# Work item
Nothing besides a number belongs in the answer, which is how many lines of the listing contain the string "name".

# Data under study
#####

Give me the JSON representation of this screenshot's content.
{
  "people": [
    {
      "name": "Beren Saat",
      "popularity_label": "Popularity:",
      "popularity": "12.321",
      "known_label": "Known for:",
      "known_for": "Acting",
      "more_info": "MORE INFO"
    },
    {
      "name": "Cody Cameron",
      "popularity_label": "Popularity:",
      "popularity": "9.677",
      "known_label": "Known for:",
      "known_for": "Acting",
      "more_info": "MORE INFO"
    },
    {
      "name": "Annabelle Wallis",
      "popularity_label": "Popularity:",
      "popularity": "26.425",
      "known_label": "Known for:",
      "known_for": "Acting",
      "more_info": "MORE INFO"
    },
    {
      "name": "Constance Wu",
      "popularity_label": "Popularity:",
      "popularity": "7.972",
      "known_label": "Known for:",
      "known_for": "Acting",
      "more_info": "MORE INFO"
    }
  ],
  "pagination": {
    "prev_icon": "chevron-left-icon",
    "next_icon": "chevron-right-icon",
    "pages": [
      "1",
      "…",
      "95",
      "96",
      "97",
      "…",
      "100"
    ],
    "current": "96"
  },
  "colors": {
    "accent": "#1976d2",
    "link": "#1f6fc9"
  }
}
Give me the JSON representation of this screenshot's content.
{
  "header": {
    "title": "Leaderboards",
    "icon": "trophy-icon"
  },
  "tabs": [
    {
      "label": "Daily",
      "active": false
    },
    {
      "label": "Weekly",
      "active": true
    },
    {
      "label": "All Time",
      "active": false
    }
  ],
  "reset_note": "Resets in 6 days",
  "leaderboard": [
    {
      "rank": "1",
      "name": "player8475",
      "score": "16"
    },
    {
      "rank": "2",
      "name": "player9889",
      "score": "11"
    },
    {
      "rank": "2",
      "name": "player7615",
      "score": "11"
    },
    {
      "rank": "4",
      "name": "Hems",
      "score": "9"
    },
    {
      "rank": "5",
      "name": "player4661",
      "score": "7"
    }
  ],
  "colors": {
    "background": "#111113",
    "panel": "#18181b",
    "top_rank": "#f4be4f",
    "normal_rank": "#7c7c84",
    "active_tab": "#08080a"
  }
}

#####

# Result of the task
9